The cows ate my scarecrow

He was so cute, orange shirt, smiling face, tattered hat set on his head at a cocky angle. His pants and shirt were stuffed with something that looked like dried corn shucks. Barbara helped me tie him to the front entrance, a set of iron pipes painted red that front a field of Coastal grass. The pasture is full of happy cows with nothing to do all day but eat and drink and sleep. With a life like that you’d think they wouldn’t be interested in dried corn shucks and old blue jeans but then you wouldn’t have had a lot of experience with cows. I have and I am here to tell you that cows can and will eat anything.

Roaming a field of thick grass, sometime during the witching hours they ate my beautiful scarecrow that I bought at Littlejohn’s. It was meant to be a fall decoration, a whimsical greeting at my gate and now there is nothing left but one arm, a chest and a still smiling face.

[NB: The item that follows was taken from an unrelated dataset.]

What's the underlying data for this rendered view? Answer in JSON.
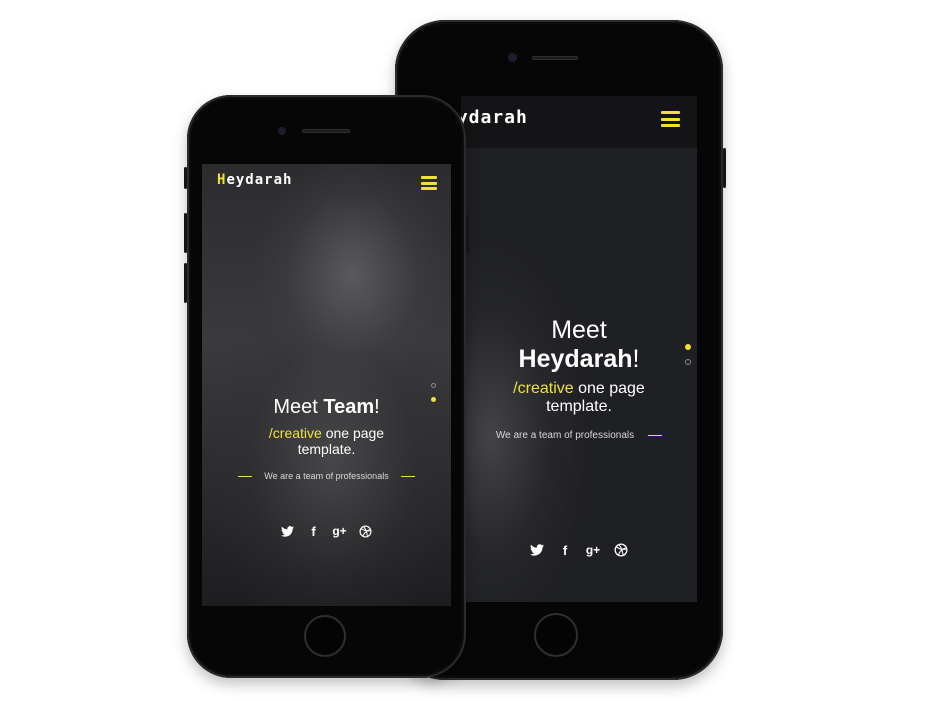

At least those parts were there this morning, who knows what notion those steaks on the hoof might take tonight!

I’ve always had this thing about scarecrows, real ones guarding a farmer’s garden and cutesy ones sold purely for decoration. When I was in grade school, our teacher always led us in a song or two first thing in the morning. One of my favorites was the Scarecrow Song and it went like this: “The scarecrow stands the whole day long, just a noddin’ and a wavin’ at the old wind’s song. Coat-tails a flappin’ and hat pulled low, watchin’ and waitin’ to scare the crow. When caw, caw, caw comes over the farm, the old crow flies in search of corn. Bang goes the farmer’s gun, down falls the crow. Ha…ha…ha…laughs the old scarecrow.”

We did all the action indicated in the song and I loved it especially the part where everybody fell down. One reason I enjoyed the song was because I had been badly frightened by a neighbor’s scarecrow when I was just two or three. Mr. Bell made a giant scarecrow and planted it in the middle of his wife’s vegetable garden. It was easily visible from our house and I didn’t understand how someone would stand out there day and night and never move from his spot. I didn’t want to go into the yard on the side of the house where I could see him so my daddy took me through our field that joined the Bell’s garden and let me examine the big scarecrow as he explained the purpose of this “bugger” who crept into my nightmares.

I don’t know if anybody uses scarecrows in their gardens or corn patches anymore. I think there has been a decided trend to bright pieces of metal or aluminum, flags and even mechanical owls with heads that swing back and forth as the wind moves them are used to scare away birds that might eat the crop.

All I know is that I would really like to have a colorful, happy scarecrow in my fall decorating scheme but instead have a field of fat happy cows that have never touched my pumpkin patch. Well, I learned a long time ago that life is uncertain and we can’t have everything. I am thankful for what I have, truly thankful and feel many times blessed.

Joyce Whitis is a free-lance writer who makes contributions to the Empire-Tribune. She has written Patchwork especially for the E-T since 1976.